**WHAT NEEDS TO BE DONE:**
Go through the data below and gather each line containing "Hair".

**EXTRACTED MATERIAL:**
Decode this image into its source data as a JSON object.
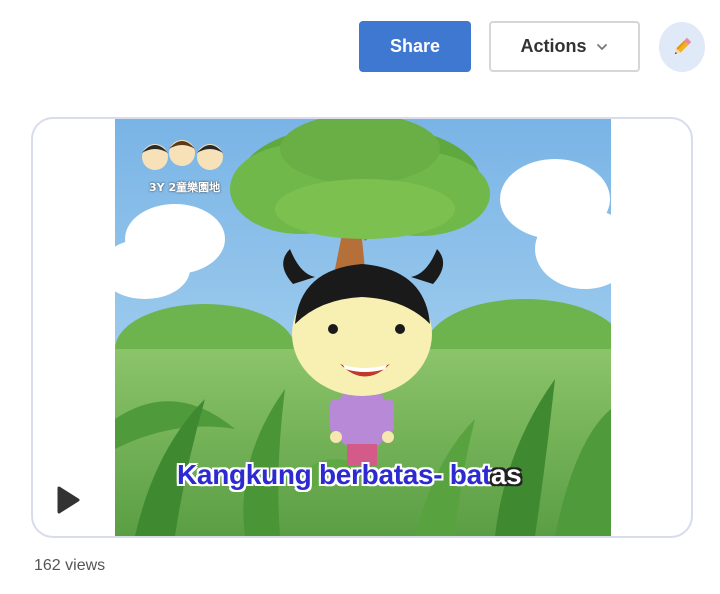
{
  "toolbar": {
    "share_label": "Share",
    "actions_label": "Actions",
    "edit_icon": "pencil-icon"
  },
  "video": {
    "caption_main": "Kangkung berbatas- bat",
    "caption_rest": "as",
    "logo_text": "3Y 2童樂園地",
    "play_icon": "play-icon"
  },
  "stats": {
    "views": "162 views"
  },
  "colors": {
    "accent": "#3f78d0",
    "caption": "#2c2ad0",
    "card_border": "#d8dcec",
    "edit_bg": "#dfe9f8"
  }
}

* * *

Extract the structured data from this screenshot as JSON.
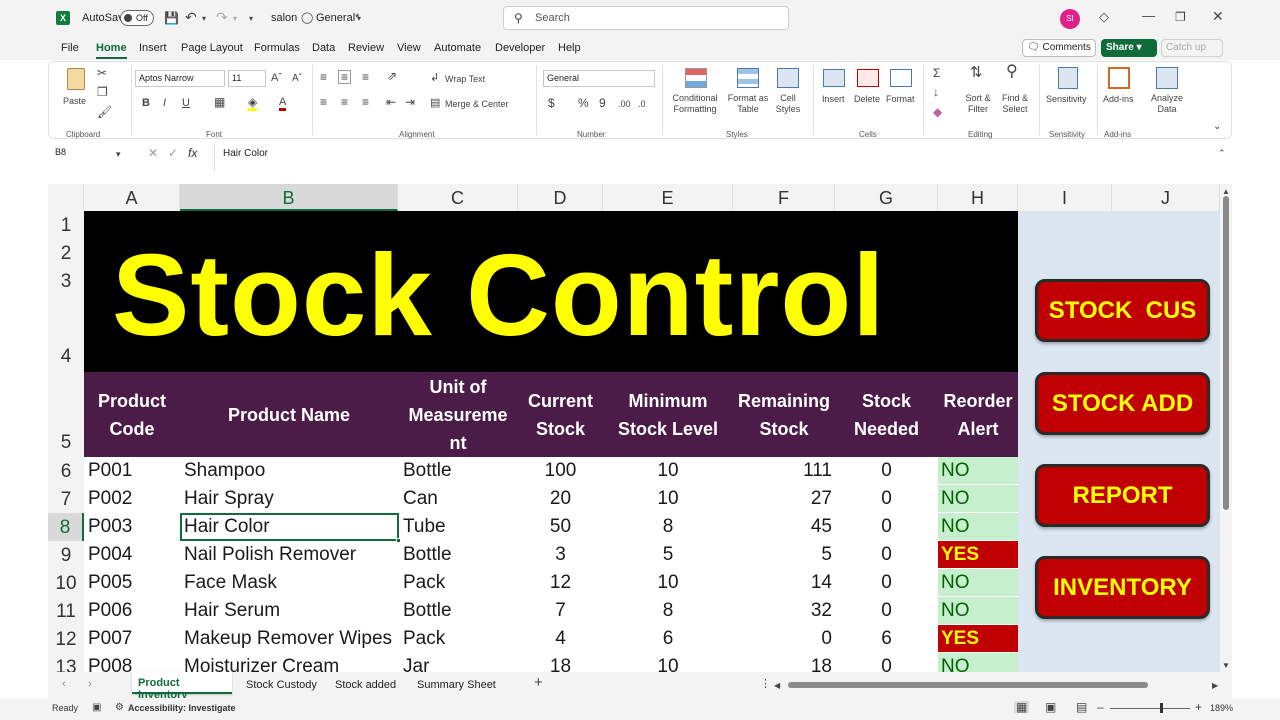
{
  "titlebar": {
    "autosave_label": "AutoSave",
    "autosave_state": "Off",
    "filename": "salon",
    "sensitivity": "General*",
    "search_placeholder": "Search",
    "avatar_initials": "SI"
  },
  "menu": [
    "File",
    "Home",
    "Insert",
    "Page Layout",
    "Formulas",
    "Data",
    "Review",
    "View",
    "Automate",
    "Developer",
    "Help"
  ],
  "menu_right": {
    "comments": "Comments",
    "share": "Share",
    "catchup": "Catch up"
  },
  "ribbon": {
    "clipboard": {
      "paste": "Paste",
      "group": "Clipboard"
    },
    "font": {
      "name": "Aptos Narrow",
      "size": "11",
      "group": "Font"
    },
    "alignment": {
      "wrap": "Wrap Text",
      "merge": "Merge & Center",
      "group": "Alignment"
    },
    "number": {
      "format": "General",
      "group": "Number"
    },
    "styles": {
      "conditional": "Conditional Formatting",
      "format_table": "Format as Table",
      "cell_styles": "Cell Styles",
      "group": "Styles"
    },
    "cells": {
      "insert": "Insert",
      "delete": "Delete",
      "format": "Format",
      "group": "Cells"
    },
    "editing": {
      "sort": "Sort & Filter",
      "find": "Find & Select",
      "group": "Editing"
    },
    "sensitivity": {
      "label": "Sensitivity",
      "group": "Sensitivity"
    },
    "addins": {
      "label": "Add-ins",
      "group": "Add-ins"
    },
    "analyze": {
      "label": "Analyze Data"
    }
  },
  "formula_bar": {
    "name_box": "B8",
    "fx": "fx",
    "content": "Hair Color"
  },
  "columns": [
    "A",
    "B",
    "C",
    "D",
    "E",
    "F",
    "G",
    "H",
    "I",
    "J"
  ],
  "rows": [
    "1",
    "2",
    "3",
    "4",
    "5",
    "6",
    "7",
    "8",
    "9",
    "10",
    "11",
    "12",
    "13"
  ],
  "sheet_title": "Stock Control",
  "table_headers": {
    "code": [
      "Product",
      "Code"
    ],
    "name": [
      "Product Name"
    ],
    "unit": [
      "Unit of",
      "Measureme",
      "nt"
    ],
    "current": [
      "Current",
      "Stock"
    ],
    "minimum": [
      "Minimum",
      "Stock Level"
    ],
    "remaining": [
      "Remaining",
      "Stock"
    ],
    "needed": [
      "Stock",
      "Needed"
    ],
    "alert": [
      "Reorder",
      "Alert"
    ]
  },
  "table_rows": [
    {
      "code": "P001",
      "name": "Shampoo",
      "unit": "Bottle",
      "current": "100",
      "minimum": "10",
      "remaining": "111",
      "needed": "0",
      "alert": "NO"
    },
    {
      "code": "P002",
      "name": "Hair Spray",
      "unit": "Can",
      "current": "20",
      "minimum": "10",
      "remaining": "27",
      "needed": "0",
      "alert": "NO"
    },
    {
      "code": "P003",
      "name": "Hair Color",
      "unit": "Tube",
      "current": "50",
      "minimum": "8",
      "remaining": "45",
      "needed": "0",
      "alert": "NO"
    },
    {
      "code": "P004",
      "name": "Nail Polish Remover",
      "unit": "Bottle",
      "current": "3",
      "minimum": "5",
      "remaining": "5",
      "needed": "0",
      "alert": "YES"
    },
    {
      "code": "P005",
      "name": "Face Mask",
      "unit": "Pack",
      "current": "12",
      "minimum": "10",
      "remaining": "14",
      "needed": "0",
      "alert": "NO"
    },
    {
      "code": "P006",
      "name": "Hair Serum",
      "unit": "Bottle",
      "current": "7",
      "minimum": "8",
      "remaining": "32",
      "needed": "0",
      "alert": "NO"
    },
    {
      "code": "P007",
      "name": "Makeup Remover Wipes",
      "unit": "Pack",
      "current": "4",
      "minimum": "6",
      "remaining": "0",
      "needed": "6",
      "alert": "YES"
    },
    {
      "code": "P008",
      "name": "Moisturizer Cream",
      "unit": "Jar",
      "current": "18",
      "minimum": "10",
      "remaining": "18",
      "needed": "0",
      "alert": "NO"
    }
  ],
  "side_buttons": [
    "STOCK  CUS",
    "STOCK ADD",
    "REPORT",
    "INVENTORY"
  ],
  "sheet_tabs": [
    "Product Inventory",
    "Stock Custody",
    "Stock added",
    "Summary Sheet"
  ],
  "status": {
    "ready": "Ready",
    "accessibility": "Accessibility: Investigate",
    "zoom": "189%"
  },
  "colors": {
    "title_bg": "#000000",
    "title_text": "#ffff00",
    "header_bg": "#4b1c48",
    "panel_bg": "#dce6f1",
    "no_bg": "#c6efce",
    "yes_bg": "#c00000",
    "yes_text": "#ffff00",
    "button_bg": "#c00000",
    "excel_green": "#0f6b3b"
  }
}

**SOLVED PROBLEM:**
    "content": "Hair Color"
      "name": "Hair Spray",
      "name": "Hair Color",
      "name": "Hair Serum",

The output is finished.